After several months of the cold and prolonged darkness of winter it’s an eagerly anticipated delight to see the first sparkling flowers of the year emerge. Amongst the highlights are surely twinkling snowdrops, glossy winter aconites and vivid crocus.
For many people the first glimpse of snowdrops is a sure sign that spring is coming. The dazzling white flowers are a boon for insects and this is a plant that requires absolutely no maintenance. There was a misconception at one time that snowdrops didn’t produce seeds, but they can if there are pollinators about and for any emerging queen bumblebee snowdrops could be a life-saver. Bumblebee Conservation Trust point out that in some areas the buff-tailed bumblebee is active in winter and that snowdrops can be a great source beyond the likes of Mahonia and winter-flowering heather.
Snowdrop have another endearing quality, they frequently evolve into patches or drifts. As you might expect given their eagerly anticipated early flowering they have an interesting social history. Once strongly associated with Candlemass, which falls 40 days after Christmas, they had a less celebrated association with churches as they were often planted around graveyards which for some meant that snowdrops were associated with death.
From the white of the snowdrop to the golden yellow of the winter aconite. This low plant can create a stunning display of yellow at what is often a grey time of year. It certainly lifts the spirits of many and it isn’t uncommon to see it flowering next to snowdrops making for a lovely sparkling display.

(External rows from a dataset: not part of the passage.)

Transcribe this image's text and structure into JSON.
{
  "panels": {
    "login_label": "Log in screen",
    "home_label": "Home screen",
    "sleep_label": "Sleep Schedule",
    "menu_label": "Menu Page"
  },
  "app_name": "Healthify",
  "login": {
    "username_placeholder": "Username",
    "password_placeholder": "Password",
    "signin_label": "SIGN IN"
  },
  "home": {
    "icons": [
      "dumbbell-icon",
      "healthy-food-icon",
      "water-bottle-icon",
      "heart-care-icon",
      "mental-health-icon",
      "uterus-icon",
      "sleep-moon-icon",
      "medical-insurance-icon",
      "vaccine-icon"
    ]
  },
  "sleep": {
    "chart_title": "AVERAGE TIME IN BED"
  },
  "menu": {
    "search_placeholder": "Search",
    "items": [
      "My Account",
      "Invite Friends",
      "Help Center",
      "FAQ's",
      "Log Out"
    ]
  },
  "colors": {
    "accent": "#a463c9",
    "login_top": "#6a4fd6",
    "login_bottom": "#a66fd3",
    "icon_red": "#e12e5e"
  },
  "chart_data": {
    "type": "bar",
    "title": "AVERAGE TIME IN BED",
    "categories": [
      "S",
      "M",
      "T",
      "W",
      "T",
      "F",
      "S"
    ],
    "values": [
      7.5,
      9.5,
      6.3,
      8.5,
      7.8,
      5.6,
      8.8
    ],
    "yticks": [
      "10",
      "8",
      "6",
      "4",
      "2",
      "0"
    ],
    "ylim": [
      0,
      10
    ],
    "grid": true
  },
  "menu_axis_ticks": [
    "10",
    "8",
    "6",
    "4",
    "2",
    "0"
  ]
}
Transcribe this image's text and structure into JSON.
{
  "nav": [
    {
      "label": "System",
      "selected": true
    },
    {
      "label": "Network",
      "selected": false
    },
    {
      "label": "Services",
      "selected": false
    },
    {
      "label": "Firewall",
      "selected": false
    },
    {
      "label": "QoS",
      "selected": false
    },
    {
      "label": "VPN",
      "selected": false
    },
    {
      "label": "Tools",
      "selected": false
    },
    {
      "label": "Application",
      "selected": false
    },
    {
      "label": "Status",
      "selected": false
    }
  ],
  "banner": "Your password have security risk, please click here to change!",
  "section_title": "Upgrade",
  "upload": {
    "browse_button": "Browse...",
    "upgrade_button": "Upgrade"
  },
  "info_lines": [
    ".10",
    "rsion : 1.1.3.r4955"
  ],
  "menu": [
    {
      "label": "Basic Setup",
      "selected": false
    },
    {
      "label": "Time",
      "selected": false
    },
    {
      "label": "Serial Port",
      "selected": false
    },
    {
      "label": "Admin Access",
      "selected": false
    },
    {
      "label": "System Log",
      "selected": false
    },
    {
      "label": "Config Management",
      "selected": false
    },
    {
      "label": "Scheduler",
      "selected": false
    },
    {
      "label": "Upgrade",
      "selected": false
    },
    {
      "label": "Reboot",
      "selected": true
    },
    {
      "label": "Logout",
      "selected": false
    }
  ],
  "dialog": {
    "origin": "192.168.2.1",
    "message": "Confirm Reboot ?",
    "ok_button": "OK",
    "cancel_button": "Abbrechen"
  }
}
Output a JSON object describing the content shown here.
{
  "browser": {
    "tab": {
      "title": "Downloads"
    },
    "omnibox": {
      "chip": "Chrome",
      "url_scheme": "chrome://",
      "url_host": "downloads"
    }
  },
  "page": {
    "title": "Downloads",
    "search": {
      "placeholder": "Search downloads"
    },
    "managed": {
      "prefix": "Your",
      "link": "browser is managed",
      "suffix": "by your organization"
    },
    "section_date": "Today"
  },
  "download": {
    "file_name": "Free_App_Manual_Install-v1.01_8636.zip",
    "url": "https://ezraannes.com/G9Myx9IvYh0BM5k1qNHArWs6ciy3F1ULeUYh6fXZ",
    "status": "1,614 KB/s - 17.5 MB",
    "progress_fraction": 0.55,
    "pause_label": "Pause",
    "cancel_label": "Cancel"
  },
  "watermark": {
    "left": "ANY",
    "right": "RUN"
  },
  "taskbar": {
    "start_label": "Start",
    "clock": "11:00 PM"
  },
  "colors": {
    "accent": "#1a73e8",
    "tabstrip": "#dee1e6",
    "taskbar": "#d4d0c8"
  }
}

The winter aconite, is reckoned to be a native of south west continental Europe and, just like the snowdrop, is naturalised in the UK. It has nothing to do with the ‘real’ aconite. Instead it’s a member of the buttercup family and loves deep deciduous woodland where it flowers before the tree canopy opens.
Without tree leaves “getting in the way” light can get down to ground level even at this time of year making the flowers very visible. The flowers reflect UV light suggesting that they are adapted to attract pollinators which can see the UV spectrum. As an early source of nectar winter aconite has a role in helping insects that venture out before spring is fully in swing.
And so to crocuses, where the colour range increases significantly. Spring-flowering crocus is a great source of early nectar and pollen for foraging bees and flies as the days begin to warm up. Indeed the sight of pollen-sprinkled bumblebees on purple crocuses with their vivid yellow stamen is an increasingly popular macro photograph these days.
As with many plants we can’t be 100% sure of how the crocus made it to Scotland, but it is reckoned that the bulb originated from parts of western China, the Middle East and Mediterranean parts of Europe. Again this isn’t a difficult plant to care for and provided the bulbs are not sunk too deeply they have a chance of doing well, and you certainly don’t need to tidy up after them once they have flowered. I do however note that I get the odd squirrel digging up the bulbs!
If you want to get your garden or container buzzing, these popular plants might be just thing for you. They will add a dash of early colour, and our pollinators will certainly benefit. Enjoy them this year if you have them, and perhaps plan for next year if you don’t!